They too were frustrated by the poor size ranges offered by mainstream swimwear brands, so decided to create their own.

"Being big busted girls, we could never find anything that was both fashionable and a great fit in our sizes. Our smaller busted friends seemed to have a much broader selection of swimwear, all in gorgeous prints and styles," the pair told news.com.au.

"As we lay there with ill-fitting bikinis while our friends ran around with stylish and beautiful swimwear we thought, 'Why not fill the niche?'

Both pairs of swimwear designers say creating bikinis in larger cup sizes is difficult because of the level of detail required to create a supportive bikini top.

"It is really technical developing a structure that can hold up the weight of a bigger bust and still be comfortable. We now realise why until now there haven't been many brands that venture in this direction," Ms Hughes and Ms Hill said.

A model wearing a Lilly & Lime bikini.
A model wearing a Lilly & Lime bikini.

The women behind The Fold agreed.

"Larger cup size garments require more support and shape in order to handle more weight, which means stronger materials, increased reinforcement and expert pattern makers. One millimetre can make all the difference between a perfect and ill-fitting garment," they said.

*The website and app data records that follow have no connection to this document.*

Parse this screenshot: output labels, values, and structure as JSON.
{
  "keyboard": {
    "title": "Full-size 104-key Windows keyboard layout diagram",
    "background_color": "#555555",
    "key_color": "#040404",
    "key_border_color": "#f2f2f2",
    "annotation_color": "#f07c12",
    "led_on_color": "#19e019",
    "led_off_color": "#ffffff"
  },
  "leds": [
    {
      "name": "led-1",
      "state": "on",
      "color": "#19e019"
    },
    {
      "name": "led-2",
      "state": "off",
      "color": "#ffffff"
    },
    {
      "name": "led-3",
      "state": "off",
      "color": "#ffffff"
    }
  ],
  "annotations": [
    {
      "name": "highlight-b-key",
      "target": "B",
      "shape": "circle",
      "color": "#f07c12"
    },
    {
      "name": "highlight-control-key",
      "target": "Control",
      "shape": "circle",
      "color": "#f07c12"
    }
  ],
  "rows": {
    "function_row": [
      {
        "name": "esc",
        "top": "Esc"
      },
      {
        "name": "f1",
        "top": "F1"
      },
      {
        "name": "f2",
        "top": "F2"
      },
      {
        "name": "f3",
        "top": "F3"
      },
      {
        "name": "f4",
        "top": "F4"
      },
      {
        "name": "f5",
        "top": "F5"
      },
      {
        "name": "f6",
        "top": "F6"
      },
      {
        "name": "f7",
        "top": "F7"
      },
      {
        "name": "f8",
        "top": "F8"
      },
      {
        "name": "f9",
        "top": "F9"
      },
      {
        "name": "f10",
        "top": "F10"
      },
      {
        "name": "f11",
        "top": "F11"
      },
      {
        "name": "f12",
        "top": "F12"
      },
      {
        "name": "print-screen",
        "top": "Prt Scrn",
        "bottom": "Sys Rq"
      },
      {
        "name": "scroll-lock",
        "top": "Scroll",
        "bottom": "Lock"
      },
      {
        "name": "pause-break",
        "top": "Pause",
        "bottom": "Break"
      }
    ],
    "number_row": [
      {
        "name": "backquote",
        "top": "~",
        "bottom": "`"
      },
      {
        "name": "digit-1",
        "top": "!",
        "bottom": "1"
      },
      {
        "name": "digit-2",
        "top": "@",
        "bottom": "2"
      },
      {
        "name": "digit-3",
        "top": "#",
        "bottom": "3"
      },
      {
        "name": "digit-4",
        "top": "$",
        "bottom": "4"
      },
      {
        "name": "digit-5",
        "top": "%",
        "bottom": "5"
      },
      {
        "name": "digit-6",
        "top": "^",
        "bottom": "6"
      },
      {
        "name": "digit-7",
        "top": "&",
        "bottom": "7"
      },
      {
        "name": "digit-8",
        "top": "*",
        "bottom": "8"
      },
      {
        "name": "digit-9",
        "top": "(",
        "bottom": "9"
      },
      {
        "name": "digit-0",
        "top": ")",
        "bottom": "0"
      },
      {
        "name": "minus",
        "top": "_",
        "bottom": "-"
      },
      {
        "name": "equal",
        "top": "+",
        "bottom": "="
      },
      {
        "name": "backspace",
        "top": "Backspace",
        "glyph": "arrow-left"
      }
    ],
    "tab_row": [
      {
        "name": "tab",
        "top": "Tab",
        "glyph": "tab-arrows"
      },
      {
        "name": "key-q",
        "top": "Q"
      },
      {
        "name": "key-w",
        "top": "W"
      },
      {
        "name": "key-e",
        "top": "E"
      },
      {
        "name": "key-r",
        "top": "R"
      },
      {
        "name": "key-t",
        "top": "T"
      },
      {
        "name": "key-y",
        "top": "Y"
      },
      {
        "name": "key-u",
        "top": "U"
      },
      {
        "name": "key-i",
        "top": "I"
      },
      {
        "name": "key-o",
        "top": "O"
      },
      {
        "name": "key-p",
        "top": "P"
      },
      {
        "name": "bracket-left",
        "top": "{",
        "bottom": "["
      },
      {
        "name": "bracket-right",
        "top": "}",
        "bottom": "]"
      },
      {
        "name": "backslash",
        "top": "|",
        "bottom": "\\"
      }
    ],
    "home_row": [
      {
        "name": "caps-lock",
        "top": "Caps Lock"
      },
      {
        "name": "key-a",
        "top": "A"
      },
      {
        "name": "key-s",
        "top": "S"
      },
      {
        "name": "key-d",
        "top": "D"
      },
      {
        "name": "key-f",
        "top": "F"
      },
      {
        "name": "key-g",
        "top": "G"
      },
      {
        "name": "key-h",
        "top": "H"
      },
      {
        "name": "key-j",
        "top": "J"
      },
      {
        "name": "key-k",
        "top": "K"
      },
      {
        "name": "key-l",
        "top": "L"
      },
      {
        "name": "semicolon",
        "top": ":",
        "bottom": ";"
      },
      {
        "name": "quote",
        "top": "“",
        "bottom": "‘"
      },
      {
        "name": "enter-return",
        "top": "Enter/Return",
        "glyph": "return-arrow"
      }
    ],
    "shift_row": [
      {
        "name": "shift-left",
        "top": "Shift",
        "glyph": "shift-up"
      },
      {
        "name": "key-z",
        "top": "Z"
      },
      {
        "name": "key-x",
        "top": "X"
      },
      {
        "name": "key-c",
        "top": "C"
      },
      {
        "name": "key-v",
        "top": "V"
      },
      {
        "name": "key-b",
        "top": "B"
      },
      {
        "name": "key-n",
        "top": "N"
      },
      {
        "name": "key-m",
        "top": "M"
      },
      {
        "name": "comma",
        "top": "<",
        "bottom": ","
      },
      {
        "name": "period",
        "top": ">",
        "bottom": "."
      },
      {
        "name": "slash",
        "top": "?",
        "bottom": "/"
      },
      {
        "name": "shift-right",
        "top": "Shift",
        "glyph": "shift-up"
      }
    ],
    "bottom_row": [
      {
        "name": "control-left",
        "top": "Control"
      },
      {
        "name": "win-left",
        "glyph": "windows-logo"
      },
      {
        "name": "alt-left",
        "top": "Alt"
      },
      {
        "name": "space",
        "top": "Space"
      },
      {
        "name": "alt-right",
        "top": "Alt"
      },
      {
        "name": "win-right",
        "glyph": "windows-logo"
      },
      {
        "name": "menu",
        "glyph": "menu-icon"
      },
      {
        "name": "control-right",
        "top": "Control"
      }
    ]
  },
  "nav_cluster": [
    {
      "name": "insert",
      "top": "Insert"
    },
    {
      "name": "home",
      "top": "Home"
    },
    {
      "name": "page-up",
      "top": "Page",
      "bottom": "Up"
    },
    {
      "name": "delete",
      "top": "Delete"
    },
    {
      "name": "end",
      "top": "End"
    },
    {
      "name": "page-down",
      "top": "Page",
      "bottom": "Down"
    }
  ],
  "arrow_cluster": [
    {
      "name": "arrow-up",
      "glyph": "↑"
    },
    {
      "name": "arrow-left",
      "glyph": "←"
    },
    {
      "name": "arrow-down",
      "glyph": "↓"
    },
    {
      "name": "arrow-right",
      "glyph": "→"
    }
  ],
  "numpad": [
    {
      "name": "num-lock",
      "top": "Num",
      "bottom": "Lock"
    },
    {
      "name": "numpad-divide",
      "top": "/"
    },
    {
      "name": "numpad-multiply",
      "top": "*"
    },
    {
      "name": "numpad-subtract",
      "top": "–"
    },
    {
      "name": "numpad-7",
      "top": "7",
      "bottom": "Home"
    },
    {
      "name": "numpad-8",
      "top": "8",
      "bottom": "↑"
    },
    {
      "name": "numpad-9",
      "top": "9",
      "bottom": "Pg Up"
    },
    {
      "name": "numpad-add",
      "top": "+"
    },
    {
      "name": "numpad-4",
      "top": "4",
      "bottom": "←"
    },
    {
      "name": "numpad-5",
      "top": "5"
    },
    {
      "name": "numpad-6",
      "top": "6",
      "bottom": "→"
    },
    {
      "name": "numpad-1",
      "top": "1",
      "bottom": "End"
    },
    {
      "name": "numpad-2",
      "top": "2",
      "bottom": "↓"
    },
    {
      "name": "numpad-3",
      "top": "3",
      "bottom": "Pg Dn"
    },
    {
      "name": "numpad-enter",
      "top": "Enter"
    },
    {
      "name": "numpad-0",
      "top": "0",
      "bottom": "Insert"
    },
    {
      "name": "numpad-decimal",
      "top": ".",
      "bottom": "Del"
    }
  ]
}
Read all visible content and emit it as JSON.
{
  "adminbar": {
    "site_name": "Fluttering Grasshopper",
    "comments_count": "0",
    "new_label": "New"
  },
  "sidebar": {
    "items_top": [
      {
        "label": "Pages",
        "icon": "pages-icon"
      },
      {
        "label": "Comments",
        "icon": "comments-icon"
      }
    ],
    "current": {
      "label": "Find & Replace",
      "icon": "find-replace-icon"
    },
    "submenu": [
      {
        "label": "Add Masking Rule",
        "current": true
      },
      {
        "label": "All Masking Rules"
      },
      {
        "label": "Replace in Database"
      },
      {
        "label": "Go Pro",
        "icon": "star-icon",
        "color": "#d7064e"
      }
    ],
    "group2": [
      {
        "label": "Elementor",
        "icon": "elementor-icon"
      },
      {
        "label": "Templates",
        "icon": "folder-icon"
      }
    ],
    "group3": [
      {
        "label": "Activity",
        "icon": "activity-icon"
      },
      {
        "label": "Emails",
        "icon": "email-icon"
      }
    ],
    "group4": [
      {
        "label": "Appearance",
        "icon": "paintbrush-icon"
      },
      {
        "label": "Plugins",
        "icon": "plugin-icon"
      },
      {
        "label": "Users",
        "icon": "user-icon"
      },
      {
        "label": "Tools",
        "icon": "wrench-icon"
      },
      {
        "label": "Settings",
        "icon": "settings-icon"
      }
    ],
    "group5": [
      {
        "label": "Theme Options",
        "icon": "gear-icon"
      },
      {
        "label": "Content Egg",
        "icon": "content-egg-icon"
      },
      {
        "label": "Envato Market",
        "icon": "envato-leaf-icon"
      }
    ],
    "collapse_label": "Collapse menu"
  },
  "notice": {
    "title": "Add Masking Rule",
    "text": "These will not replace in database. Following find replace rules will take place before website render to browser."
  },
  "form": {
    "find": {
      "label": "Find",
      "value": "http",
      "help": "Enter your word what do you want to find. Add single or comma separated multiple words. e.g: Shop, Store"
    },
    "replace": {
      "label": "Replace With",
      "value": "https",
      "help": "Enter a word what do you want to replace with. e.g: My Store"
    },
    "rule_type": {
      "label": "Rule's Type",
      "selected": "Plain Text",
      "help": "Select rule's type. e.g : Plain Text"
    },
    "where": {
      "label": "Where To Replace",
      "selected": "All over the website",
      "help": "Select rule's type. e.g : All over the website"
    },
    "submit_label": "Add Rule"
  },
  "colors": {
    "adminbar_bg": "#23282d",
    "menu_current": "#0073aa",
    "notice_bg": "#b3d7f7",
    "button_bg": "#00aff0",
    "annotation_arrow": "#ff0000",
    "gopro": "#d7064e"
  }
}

"The time, expertise and expense involved in sourcing up to 10 components, creating new

designs and patterns makes swimwear for larger cup sizes a highly challenging field. This is why swimwear brands have been slow to successfully expand into this area."

While there is no official data on the cup sizes of Australian women, the average Australian woman is a size 14-16. A 2006 report from underwear brand Berlei found the average bra size for was somewhere between a 14C and 12D.

Ashleigh Hill and Emma-Jane Hughes from Lilly and Lime.
Ashleigh Hill and Emma-Jane Hughes from Lilly and Lime.

Bras N Things senior buyer Jessica Lauppe-Guy says the retailer's most popular bra size is 12 DD.

"We have found over the past few years our full cup category of bras has been increasing in popularity each season," Ms Lauppe-Guy told news.com.au.

"Just three years ago, our full cup offering was a much smaller range. But as more women found they needed a larger size in the full cup, they became quite vocal about what they wanted to see in the collections," Ms Lauppe-Guy said.

"So we have absolutely increased our size range and widened our offering to include new shapes for larger bust sizes, giving our customers more variety and choice."

A big issue for women with larger breasts is finding styles that are modern, pretty and sexy. Many customers report being left to rummage through one rack of dowdy beige designs.

Ashleigh Hill and Emma-Jane Hughes from Lilly and Lime.
Ashleigh Hill and Emma-Jane Hughes from Lilly and Lime.

Both Lilly and Lime and The Fold say they focus on creating beautiful, sexy designs that buck this trend.

"It was apparent bigger bus

ted women were crying out for an option specifically designed for their larger busts. But not just any swimsuit: ones that were stylish, well-made and supportive," said Ms Hughes and Ms Hill of Lilly and Lime.

"We believe that our success has also come from having a product that is right. We often receive messages from our customers who have never felt comfortable wearing

bikinis until they found us."

Ms Warson and Ms Korn from The Fold say it makes smart business sense to give these customers what they want.

"Up to 40 percept of Australian women are wearing a DD cup or larger, yet they are

limited to an uninspiring selection of ill fitting, unsupportive and daggy swimwear," they said.

"Women's bodies are rapidly changing and apparel industries are finally beginning to hear the demand from D+ cup size women, like us."



Models wearing bikinis from Australian born swimwear brand Lilly & Lime.
Models wearing bikinis from Australian born swimwear brand Lilly & Lime.